After all of the speakers from different world regions shared their experiences and presented regional needs as well as best practices throughout the plastics lifecycle, the third session discussed the Global Action Partnership for EPR through Kenyan Case and Social Inclusion.
Session 3: The Global Action Partnership for EPR – the Kenyan Case and Social Inclusion
Peter Börkey (Circular Economy Lead, OECD) and Ambrogio Miserocchi (Policy Manager, Ellen MacArthur Foundation) presented the GAP for EPR, a collaboration between GIZ, WWF, and OECD which was launched on 19 October 2023. The GAP for EPR aims to create a common understanding of EPR, support countries on EPR development, as well as build a community of practice that facilitates the sharing of best practices and lessons learned. The GAP will focus on packaging and plastic products but can extend to other product categories in the future.
Furthermore, Christina Jäger (Co-Founder & Managing Director, Yunus Environment Hub) emphasized on the key requirement for a comprehensive waste collection system to shift focus from collecting materials with a positive market value to providing a service to the population. EPR is one of the key tools to shift waste collection to a service-oriented mindset.
Dr. Ayub Macharia (Director of Enforcement, National Environment Management Authority (NEMA) Kenya) shared Kenya’s EPR Journey. In the past, Kenya has implemented 2 voluntary EPR Schemes in 2018 without legislation. Ayub mentioned three main processes of the salient operational features of the EPR scheme in Kenya: Policy, Planning, and Implementation at the Country Level. Parties who generate waste in Kenya shall dispose of the waste to a licensed waste service, meanwhile, country governments also provide central collection for materials that can be recycled.
After that, the session was followed by a panel discussion between Dr. Ayub Macharia (Director of Enforcement, National Environment Management Authority (NEMA) Kenya), Priyen Tanna (Lead Technical Consultant, Kenya Extended Producer Responsibility Organization), and Sam Dindi (Director Training and Community Mobilization, Mazingira Yetu Organisation)

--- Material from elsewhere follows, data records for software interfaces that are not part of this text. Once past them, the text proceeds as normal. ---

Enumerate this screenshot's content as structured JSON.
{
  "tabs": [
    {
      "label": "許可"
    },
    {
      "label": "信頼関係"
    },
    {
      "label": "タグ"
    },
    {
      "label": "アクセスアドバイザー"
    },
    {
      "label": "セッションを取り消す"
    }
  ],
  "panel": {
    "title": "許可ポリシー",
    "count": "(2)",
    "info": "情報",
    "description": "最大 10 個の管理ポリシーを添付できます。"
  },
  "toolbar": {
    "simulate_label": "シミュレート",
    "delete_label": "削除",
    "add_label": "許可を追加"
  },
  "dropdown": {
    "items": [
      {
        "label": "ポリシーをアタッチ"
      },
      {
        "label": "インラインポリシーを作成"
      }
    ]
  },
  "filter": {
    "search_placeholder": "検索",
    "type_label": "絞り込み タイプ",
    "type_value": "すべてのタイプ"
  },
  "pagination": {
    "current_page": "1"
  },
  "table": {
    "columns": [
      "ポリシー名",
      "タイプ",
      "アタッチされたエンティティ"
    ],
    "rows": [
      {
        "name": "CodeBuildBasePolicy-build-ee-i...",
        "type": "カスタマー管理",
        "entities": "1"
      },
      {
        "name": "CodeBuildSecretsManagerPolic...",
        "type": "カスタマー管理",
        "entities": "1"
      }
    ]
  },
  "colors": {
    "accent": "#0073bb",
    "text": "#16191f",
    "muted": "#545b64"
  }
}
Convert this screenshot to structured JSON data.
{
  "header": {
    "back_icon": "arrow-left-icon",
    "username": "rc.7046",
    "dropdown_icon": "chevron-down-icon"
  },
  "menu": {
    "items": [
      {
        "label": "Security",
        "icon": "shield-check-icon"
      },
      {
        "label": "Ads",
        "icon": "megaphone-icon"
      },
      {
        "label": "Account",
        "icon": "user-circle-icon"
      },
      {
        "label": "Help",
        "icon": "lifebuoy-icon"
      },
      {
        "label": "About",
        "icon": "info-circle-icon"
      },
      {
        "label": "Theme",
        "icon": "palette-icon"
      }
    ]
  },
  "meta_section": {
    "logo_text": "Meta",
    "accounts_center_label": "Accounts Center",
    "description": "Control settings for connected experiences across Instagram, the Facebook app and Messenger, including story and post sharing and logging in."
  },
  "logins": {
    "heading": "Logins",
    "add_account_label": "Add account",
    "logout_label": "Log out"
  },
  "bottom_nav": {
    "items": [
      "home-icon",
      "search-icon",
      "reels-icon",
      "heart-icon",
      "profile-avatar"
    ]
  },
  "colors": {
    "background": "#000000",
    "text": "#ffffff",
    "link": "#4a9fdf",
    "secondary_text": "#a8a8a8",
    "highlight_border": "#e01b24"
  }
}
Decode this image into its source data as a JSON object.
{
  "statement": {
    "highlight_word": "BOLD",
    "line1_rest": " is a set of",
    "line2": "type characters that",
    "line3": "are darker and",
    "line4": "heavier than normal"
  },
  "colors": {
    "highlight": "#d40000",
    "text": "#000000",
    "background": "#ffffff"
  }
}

About the PREVENT Waste Alliance
Initiated by the German Federal Ministry for Economic Cooperation and Development (BMZ), the PREVENT Waste Alliance was launched in May 2019. It serves as a platform for exchange and international cooperation. Organizations from the private sector, academia, civil society, and public institutions jointly engage in a circular economy. Learn more: https://prevent-waste.net/about-us